We have a Traditional Evil Eye Furnace on campus. It is operated upon request.
The Traditional Evil Eye Beads
Resource: Ali Akyuz / www.nazarboncugu.com
First recorded by the Mesopotamians about 5,000 years ago in cuneiform on clay tablets, the Evil Eye may actually have originated as early as the Upper Paleolithic age. We find this figure in Jewish, Christian and Muslim cultures as well as Buddhist and Hindu societies. This common tradition finds a new identity in the 3000 years old glass craftsmanship of Anatolia. A glass master combines the power the eye figure with the power of the fire and creates a new talisman: Nazar Boncugu / The Evil Eye Bead.
These masters of glass produce the magic objects of a universal belief with an amazing technique. This art has changed very little since thousands of years. The 3000 years old antique Mediterranean glass art lives in these eye bead furnaces with its every detail.
The roots of the very few glass evil eye bead masters that still practice this ages old tradition goes back to the Arabian artisans who have settled in Izmir and its towns during the decline of the Ottoman Empire by the end of 19th century. The glass art that has lost its glamour in Anatolia, combining with the eye sign, was enlivened. The masters who practised their arts at Araphan and Kemeralti, districts of Izmir, were exiled due to the disturbance of the smoke from their furnace and risk of fire in the neighbourhood.

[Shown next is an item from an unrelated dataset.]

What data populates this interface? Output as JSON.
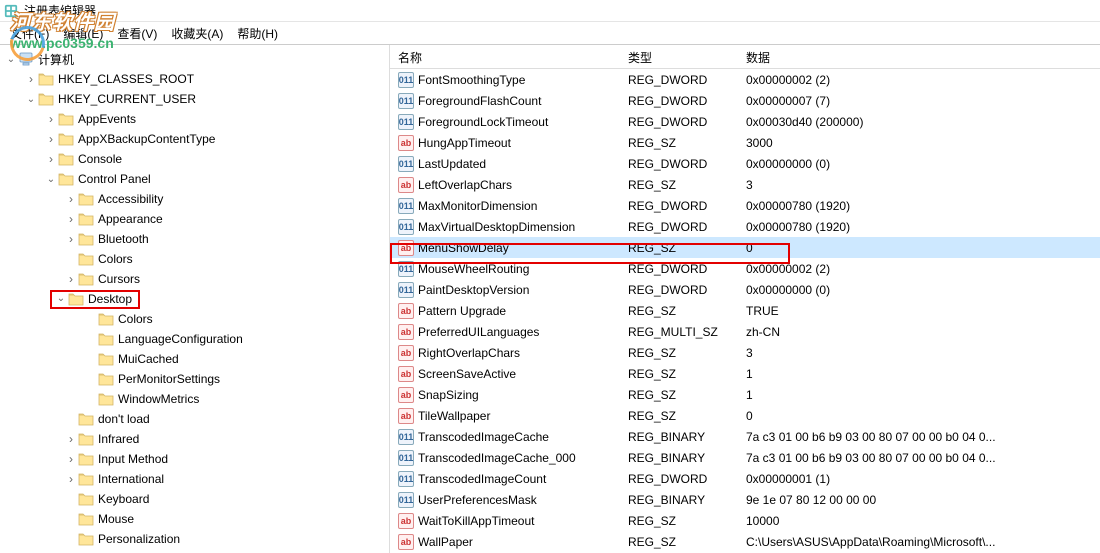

Beginning with the 1930′s, they settle in Gorece and Kurudere villages, where pine wood they consume in great amounts, is abundant. The structure of the evil eye bead furnaces and the methods they use today are totally the same as the ancient tradition. The furnace is burnt with pine woods early in the morning. After the recycled glass pieces and colouring chemicals are placed into the special compartments, the furnace reaches a heath of 900 degrees centigrade.

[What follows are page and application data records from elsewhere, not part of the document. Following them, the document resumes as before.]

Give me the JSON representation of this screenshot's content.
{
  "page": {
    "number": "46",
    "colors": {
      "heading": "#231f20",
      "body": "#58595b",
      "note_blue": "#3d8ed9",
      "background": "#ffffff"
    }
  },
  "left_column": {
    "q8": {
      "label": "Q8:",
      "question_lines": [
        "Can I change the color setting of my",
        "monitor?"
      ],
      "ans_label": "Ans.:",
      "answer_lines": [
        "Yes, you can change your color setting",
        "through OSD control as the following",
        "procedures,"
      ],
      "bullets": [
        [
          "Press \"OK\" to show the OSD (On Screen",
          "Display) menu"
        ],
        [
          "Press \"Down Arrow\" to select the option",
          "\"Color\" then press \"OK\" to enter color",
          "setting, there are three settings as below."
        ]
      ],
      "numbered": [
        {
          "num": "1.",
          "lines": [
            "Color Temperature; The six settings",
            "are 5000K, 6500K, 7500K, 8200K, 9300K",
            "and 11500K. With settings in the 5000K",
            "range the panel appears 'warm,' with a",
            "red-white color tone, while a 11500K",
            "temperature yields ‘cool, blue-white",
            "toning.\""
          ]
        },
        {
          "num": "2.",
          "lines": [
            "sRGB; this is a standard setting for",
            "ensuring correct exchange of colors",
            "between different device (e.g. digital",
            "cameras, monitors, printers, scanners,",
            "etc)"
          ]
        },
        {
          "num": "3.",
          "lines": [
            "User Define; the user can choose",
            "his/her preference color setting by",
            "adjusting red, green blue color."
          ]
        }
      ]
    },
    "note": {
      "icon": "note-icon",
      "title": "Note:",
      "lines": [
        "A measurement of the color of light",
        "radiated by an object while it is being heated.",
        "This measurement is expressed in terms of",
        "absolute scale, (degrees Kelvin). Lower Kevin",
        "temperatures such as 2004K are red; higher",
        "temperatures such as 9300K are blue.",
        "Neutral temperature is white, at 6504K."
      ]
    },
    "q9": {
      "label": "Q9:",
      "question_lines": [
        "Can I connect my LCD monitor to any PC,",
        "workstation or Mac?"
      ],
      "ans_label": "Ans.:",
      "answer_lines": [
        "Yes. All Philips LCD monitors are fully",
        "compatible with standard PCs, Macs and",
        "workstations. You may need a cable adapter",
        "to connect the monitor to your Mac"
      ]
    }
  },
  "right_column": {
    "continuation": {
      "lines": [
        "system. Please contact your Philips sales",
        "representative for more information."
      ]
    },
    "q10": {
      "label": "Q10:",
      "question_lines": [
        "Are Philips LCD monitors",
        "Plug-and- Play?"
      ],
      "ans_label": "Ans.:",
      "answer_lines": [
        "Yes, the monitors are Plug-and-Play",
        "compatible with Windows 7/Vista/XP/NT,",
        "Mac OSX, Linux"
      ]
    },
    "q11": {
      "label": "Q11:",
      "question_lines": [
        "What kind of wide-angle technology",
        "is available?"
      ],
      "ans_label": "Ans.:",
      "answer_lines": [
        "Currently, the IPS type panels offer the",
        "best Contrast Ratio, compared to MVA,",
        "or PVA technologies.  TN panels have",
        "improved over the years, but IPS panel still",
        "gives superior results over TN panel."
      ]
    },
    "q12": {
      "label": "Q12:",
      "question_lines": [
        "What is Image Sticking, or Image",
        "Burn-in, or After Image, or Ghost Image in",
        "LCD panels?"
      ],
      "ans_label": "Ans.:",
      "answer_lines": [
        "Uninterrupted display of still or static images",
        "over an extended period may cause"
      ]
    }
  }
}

This is an indicator of the high technology in building such furnaces from fire brick, clay and straw. The clay plaster over the furnaces that reach a great heath every day provides a high insulation as well protecting the whole structure from falling apart. Pine wood is especially preferred for the high temperature it provides. It also leaves very little ash and gives a certain shine and transparency to the glass.
The evil eye bead – nazar boncugu – masters, with their eyes focus on the glass work and with their steel rods fast but without any hurry. As if they are silently playing a game we do not know.
This tradition still lives in Anatolia. The glimmering evil eye beads, that are hand made with ancient methods by a very few glass masters, are distributed from Anatolia to the whole world.